  1. H. Wolf, D. Leusser, M. Jørgensen, R. Herbst-Irmer, Y. Chen, E. Scheidt, W. Scherer, B.B. Iversen, and D. Stalke, "Phase Transition of [2,2]-Paracyclophane - An End to an Apparently Endless Story", Chemistry - A European Journal, vol. 20, pp. 7048-7053, 2014. http://dx.doi.org/10.1002/chem.201304972

Kekulé's vibration: A modern example of its use.

Friday, June 6th, 2014

Following the discussion here of Kekulé’s suggestion of what we now call a vibrational mode (and which in fact now bears his name), I thought I might apply the concept to a recent molecule known as [2.2]paracyclophane. The idea was sparked by Steve Bachrach’s latest post, where the “zero-point” structure of the molecule has recently been clarified as having D2 symmetry.[1]

(more…)

References

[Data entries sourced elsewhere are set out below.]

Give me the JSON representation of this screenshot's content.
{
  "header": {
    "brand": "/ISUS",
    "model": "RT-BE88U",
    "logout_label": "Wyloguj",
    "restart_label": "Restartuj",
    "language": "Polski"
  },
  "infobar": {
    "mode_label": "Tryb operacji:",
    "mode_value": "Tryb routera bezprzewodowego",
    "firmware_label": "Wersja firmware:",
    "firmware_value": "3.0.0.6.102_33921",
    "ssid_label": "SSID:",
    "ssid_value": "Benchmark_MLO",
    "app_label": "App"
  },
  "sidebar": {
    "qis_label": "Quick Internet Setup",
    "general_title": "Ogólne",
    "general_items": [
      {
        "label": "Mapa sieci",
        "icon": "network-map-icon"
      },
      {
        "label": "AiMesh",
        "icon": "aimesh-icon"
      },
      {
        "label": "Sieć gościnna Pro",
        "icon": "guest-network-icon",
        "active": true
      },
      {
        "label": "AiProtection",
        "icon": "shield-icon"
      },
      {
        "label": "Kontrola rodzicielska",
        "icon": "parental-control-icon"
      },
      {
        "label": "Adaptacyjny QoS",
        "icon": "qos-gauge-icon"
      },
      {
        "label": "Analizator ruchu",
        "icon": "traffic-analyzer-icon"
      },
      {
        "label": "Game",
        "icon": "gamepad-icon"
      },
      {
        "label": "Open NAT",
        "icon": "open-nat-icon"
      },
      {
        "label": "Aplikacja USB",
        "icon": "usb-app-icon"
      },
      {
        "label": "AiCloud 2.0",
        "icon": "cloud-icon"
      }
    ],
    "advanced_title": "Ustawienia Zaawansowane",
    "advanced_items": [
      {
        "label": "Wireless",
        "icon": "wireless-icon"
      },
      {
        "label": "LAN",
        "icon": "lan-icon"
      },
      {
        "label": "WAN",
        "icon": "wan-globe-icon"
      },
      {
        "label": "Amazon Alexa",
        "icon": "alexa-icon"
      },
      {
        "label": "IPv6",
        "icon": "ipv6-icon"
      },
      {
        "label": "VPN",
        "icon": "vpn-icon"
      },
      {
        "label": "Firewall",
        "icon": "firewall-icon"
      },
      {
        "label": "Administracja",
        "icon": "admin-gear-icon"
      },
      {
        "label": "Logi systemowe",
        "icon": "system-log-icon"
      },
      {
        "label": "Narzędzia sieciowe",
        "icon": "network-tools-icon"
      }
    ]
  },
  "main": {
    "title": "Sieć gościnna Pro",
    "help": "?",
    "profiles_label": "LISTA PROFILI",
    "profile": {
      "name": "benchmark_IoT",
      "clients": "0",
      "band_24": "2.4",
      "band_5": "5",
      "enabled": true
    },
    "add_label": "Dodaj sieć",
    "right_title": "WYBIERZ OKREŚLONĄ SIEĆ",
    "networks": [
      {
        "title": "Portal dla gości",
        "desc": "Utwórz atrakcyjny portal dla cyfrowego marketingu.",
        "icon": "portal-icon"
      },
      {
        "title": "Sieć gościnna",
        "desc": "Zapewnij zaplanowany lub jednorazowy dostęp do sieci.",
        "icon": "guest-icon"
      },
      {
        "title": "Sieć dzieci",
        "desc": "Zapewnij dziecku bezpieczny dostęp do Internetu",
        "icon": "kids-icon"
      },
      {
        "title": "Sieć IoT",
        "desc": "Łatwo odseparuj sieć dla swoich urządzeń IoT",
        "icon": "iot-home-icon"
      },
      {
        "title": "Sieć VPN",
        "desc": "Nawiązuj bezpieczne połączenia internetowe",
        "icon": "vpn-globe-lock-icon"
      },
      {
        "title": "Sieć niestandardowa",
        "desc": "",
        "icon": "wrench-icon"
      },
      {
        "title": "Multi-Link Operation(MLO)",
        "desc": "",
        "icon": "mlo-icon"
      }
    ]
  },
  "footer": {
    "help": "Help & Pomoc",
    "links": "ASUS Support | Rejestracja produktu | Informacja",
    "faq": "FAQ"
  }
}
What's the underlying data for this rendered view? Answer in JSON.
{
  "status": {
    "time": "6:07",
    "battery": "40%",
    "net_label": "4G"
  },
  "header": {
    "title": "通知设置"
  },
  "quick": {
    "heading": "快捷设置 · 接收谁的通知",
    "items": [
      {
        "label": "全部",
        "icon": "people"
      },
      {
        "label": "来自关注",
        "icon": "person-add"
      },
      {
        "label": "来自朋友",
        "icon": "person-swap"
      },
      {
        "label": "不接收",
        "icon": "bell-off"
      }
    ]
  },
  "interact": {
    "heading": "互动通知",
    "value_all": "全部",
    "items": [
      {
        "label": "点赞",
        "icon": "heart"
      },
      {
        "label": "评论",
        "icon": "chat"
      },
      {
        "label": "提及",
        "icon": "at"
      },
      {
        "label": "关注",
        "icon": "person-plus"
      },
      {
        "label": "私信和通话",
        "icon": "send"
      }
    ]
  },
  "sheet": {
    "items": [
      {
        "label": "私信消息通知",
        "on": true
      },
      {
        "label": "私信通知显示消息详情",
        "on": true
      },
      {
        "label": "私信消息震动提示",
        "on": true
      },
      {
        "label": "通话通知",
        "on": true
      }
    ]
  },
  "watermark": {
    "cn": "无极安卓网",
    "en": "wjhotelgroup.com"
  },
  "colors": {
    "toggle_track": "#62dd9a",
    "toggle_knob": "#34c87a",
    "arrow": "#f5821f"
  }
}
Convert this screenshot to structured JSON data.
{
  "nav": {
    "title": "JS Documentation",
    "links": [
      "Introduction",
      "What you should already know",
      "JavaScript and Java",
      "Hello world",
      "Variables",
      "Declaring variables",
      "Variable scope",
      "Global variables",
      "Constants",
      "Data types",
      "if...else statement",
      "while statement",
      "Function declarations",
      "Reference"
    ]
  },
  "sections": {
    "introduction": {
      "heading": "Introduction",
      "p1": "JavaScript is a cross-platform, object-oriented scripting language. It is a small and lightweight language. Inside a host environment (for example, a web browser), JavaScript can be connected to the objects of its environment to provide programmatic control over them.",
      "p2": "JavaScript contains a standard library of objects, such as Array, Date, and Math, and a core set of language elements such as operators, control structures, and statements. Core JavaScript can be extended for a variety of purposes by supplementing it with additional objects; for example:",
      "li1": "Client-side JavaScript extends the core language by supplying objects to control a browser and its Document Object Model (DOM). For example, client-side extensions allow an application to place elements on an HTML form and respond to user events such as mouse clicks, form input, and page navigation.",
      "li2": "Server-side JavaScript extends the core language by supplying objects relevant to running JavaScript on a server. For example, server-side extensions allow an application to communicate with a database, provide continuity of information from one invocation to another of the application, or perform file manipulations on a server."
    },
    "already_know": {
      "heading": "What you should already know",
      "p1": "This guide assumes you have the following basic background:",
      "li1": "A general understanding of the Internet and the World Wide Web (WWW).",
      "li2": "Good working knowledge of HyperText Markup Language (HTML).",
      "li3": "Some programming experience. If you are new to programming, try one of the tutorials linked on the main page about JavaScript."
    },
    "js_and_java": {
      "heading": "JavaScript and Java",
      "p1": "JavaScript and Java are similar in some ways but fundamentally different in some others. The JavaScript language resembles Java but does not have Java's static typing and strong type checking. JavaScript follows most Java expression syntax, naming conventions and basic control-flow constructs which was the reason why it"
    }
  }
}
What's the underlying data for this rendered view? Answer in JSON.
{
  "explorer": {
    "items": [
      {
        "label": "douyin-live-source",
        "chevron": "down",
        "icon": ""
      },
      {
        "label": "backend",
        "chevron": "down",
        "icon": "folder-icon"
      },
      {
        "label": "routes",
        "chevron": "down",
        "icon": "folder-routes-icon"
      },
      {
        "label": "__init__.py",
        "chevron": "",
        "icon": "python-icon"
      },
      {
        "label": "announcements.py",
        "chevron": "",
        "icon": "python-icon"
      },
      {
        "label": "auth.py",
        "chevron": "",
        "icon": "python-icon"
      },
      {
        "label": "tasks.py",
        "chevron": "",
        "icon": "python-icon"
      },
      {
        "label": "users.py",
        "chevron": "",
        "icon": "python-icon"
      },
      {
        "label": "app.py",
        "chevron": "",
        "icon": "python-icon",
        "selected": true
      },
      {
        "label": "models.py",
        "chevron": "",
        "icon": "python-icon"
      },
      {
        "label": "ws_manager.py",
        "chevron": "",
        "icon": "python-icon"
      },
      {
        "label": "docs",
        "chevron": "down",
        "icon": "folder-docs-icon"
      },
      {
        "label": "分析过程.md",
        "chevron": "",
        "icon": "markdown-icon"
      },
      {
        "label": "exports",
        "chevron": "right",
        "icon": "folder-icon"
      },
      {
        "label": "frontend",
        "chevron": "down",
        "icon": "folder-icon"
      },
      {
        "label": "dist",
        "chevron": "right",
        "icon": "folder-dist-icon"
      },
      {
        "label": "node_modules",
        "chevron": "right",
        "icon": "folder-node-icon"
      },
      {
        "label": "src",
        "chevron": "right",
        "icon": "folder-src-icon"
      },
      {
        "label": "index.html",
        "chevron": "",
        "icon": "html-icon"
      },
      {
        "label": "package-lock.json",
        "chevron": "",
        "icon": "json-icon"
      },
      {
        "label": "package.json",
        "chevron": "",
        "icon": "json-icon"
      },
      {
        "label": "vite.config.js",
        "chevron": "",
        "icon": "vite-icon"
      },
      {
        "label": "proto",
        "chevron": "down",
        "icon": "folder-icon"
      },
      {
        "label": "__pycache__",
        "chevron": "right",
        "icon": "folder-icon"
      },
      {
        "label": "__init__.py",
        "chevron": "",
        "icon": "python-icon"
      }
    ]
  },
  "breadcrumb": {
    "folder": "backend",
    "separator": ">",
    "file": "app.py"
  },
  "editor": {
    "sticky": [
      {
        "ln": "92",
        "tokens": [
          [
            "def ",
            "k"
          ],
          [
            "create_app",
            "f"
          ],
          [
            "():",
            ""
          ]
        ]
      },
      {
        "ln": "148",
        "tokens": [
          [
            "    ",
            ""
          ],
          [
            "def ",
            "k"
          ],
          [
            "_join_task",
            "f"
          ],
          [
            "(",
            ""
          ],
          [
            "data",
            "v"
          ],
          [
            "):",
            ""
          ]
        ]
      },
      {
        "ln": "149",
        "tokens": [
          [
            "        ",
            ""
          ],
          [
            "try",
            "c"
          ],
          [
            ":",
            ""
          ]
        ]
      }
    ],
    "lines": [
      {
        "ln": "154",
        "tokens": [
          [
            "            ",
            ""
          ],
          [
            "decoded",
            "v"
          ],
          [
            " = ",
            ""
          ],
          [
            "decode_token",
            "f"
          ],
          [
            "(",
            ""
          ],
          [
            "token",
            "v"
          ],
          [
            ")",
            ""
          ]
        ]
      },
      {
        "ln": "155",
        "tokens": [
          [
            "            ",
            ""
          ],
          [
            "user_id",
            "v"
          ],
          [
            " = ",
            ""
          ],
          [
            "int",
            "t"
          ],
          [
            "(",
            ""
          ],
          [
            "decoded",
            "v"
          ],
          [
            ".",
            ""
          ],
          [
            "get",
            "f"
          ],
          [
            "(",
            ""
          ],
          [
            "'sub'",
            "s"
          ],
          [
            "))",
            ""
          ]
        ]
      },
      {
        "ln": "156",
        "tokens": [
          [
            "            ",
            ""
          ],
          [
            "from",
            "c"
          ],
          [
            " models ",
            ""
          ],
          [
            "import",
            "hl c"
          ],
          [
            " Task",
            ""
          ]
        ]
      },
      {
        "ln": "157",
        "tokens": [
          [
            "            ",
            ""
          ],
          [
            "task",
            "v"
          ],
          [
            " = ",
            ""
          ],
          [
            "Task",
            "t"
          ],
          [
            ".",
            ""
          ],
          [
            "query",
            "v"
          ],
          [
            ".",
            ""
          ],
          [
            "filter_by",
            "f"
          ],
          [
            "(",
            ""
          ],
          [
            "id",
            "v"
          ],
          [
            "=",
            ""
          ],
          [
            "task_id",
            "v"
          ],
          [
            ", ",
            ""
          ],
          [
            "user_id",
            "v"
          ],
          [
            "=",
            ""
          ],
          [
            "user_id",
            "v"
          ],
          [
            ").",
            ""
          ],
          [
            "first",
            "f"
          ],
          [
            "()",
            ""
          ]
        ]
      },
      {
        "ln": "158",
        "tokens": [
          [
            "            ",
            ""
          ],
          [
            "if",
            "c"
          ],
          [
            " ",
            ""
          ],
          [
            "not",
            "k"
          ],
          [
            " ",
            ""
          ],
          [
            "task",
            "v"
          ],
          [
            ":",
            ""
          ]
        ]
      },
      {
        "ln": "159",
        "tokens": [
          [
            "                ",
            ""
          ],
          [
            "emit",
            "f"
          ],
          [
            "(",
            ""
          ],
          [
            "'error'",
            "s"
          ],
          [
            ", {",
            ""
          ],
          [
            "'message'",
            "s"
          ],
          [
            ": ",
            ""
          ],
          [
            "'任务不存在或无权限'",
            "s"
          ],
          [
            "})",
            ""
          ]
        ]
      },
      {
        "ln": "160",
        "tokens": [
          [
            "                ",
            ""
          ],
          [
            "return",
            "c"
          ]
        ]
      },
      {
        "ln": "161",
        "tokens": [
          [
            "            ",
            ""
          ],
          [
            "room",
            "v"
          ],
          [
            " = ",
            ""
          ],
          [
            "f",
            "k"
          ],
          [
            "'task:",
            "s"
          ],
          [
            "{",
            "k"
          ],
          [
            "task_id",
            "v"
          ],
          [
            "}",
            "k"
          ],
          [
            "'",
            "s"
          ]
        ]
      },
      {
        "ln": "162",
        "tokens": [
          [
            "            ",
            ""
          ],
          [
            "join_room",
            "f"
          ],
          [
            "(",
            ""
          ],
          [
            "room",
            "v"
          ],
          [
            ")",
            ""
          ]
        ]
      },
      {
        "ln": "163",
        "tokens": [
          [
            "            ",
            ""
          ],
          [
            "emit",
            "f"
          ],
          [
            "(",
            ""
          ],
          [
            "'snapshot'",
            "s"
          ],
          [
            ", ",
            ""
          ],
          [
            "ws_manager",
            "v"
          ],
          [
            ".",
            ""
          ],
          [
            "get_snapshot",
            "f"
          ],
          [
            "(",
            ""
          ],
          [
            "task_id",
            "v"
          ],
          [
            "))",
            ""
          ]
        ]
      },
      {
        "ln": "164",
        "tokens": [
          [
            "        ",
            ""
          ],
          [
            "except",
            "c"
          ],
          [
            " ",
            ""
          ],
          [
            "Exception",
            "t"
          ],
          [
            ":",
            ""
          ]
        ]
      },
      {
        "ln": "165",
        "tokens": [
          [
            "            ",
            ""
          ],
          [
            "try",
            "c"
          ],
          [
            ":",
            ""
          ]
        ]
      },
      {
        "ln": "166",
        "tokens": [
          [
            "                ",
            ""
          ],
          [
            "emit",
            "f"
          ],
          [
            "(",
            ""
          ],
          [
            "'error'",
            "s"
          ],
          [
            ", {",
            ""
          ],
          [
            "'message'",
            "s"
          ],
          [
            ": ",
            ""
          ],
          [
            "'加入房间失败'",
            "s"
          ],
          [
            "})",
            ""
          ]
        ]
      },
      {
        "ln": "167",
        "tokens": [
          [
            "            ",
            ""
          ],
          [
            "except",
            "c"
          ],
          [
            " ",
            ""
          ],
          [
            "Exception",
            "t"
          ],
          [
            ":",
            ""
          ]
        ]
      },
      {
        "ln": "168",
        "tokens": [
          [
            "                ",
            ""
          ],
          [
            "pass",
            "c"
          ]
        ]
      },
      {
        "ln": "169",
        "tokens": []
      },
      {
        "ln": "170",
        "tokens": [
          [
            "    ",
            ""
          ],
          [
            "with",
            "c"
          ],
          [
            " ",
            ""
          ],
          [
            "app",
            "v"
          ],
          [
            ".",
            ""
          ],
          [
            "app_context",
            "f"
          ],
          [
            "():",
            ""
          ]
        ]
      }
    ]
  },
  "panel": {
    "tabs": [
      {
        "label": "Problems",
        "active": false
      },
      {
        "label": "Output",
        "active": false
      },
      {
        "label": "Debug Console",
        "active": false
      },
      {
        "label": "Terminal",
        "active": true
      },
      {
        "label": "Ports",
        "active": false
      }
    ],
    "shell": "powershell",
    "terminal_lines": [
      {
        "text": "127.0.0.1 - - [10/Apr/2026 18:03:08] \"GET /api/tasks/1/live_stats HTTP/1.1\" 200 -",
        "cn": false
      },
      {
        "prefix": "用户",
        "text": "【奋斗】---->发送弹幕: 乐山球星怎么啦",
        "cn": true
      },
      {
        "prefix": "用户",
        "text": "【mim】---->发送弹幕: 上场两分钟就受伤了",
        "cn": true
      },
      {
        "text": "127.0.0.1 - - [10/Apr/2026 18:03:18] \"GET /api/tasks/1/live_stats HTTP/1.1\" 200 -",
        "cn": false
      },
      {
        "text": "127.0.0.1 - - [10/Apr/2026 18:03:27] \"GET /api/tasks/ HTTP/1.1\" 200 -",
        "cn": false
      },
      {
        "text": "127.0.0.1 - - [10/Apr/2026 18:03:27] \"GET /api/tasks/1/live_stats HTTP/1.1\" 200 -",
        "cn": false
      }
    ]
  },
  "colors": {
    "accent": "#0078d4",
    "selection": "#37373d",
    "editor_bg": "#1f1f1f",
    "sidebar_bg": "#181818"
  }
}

  1. H. Wolf, D. Leusser, M. Jørgensen, R. Herbst-Irmer, Y. Chen, E. Scheidt, W. Scherer, B.B. Iversen, and D. Stalke, "Phase Transition of [2,2]-Paracyclophane - An End to an Apparently Endless Story", Chemistry - A European Journal, vol. 20, pp. 7048-7053, 2014. http://dx.doi.org/10.1002/chem.201304972